After 45 years on staff and 30 years as Executive Director of Pasadena Heritage, Sue Mossman has announced her plans to retire in the spring of 2024.
Mossman relocated to Pasadena in 1976. At that time there was a call to demolish or reconfigure long-standing landmarks in favor of building generic high-rises.
Mossman had fallen in love with her home and the historic Madison Heights neighborhood was instrumental in starting Pasadena Heritage in order to help stem the tides of change.
Pasadena Heritage announced Wednesday that a Search Committee has been formed, including current and past Board members, to find and hire a new Executive Director.
During Mossman’s tenure as Executive Director, she championed Bullock’s Pasadena (now Macy’s) as an exceptional historic place and a better retail solution that left the building standing, visible, and still a real department store on South Lake Avenue.

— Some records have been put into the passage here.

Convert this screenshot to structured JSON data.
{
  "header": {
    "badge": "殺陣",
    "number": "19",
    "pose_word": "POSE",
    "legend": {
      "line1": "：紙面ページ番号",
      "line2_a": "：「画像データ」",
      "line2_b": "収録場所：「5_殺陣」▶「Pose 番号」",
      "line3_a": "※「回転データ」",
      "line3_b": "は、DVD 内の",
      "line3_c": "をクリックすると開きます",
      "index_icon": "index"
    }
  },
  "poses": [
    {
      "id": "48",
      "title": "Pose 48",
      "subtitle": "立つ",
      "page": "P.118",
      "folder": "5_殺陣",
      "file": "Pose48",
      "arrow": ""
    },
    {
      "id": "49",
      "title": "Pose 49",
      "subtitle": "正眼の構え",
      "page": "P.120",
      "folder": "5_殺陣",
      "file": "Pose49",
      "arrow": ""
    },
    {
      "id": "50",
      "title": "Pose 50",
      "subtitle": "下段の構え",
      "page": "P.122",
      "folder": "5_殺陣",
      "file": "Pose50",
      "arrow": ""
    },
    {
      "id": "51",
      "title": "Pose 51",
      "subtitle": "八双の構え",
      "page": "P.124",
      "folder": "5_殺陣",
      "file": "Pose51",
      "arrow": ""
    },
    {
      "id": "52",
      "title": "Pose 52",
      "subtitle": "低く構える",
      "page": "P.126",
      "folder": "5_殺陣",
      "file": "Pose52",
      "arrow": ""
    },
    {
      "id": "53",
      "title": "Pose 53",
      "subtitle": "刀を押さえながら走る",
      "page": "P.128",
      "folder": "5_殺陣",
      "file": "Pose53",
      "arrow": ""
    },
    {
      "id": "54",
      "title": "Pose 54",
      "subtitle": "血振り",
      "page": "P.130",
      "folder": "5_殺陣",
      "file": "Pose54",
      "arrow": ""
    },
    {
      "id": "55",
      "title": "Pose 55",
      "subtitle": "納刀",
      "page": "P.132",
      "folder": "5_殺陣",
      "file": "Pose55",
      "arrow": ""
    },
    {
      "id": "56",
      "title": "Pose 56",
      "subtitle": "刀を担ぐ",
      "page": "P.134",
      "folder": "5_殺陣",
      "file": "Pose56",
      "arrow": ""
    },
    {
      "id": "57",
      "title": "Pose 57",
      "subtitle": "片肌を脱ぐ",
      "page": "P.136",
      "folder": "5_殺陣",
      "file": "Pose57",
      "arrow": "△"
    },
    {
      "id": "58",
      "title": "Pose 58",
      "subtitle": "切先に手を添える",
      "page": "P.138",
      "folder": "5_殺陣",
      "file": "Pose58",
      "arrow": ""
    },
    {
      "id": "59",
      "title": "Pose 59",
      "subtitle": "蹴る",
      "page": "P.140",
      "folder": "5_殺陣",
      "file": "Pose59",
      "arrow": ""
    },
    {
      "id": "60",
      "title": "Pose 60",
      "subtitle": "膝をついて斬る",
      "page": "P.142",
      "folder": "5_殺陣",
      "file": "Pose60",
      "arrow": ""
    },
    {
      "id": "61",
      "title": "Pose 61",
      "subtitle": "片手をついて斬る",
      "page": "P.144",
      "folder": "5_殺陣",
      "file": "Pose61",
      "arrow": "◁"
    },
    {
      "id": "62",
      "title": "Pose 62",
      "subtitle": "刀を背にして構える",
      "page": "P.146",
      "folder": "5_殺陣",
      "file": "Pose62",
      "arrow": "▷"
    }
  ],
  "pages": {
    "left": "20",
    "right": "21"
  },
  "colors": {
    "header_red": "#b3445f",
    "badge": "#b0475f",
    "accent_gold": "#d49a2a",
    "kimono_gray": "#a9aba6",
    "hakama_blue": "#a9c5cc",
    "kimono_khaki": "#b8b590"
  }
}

She also fought to save the Stuart Pharmaceutical Company building on East Foothill, a Modern masterpiece that was threatened with demolition. It is now the centerpiece of a housing project and also houses an imaginative theater production organization, A Noise Within.
Mossman also worked to create Heritage Housing Partners and completed its first four projects, which rehabilitated individual modest homes, working with the City to make them affordable ownership opportunities. (Heritage Housing Partners was spun off as a separate, and very successful, non-profit providing affordable housing.)
She also fought to end the 710 Freeway threat and restore a southwest Pasadena historic community, so heavily and negatively impacted by Caltrans ownership, to a real neighborhood once again.
But her biggest coup may have been creating the biennial Colorado Street Bridge Party. The giant landmark is closed to traffic for one night every other June in order to host concerts, food trucks and thousands of people enjoying the chance to walk freely on the historic structure amid a stunning sunset view of the Arroyo Seco. Yet aside from all the fun aspects of the evenings, the people who attend the Bridge Party are also essential fundraisers for the bridge’s preservation.
“I love this organization and am proud of all we’ve accomplished — offering great programs about history and architecture and fighting to preserve Pasadena’s rich and rare architectural legacy. Seeing the organization accomplish so much and grow in effectiveness has been immensely rewarding!” said Mossman.
Mossman was also on the forefront of the battle to preserve the National Historic Landmark Rose Bowl and thwarting the threat of its being rebuilt as a contemporary NFL stadium.
She also saw the growing number of Landmark Districts throughout the City, legislation originally proposed by Pasadena Heritage that allows neighborhoods to nominate themselves as historic districts.
Other accomplishments include acquiring the historic 1906 Blinn House from the Pasadena Women’s City Club of Pasadena and engaging with the many community groups who use Pasadena Heritage’s new historic headquarters for meetings and events.
And very recently, helping to engineer a turnaround for the new Porsche dealership project that will now save the historic Swanson and Peterson Furniture Factory at the intersection of North Sunnyslope Avenue and East Walnut Avenue, an important early daylight-lit factory building.
“The Board is dedicated to finding the best possible new leader and making this transition as smooth as possible,” said Suzanne Marks, Pasadena Heritage chair. “Every one of us deeply admires Sue and all her fine work, and we’ll be very sorry to see her go. But we honor her wish to retire, and our goal is to support the organization in every way possible as we plan for the future.”
Mossman expressed her gratitude and appreciation for those she has worked with throughout the past several decades, and reflected on the bright future ahead for Pasadena Heritage and its new leadership.
“I’ve always been joined by an exceptional team of staff members, Board members, volunteers, and members. We’ve received support from the business and non-profit communities as well, and developed an open working relationship with the City. It has always been a team effort for which I will be forever grateful! I know the organization is strong and effective and can be even more so as new chapters unfold. I look forward to seeing that happen,” said Mossman.